• What is expected:
Here are some records; copy every line that holds the word "path".

• • • • •

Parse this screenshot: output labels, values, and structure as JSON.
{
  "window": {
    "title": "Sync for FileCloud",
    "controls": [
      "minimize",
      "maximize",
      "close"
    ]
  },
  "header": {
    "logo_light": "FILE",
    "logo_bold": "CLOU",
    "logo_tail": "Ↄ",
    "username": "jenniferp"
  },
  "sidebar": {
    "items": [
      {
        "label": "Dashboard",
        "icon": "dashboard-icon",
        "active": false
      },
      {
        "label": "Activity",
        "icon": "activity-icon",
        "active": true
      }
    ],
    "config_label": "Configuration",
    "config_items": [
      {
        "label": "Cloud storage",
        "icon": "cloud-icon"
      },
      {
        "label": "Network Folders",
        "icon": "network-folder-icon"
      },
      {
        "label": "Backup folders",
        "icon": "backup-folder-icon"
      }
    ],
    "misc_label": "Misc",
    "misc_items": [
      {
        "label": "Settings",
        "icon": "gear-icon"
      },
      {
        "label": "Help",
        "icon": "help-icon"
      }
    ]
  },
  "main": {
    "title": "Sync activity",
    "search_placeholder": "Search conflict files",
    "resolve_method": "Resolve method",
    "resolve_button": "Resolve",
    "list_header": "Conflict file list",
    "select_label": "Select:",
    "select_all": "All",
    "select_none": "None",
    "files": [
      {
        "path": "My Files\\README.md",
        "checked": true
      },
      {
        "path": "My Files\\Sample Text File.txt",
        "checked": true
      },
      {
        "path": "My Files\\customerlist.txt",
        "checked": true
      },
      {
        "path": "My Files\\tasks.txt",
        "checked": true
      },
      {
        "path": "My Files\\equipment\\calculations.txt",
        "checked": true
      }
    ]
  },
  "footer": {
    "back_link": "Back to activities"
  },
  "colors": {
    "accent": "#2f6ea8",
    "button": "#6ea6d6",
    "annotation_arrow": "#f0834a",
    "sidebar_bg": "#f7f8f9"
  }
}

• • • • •

• Exercise answer:
        "path": "My Files\\README.md",
        "path": "My Files\\Sample Text File.txt",
        "path": "My Files\\customerlist.txt",
        "path": "My Files\\tasks.txt",
        "path": "My Files\\equipment\\calculations.txt",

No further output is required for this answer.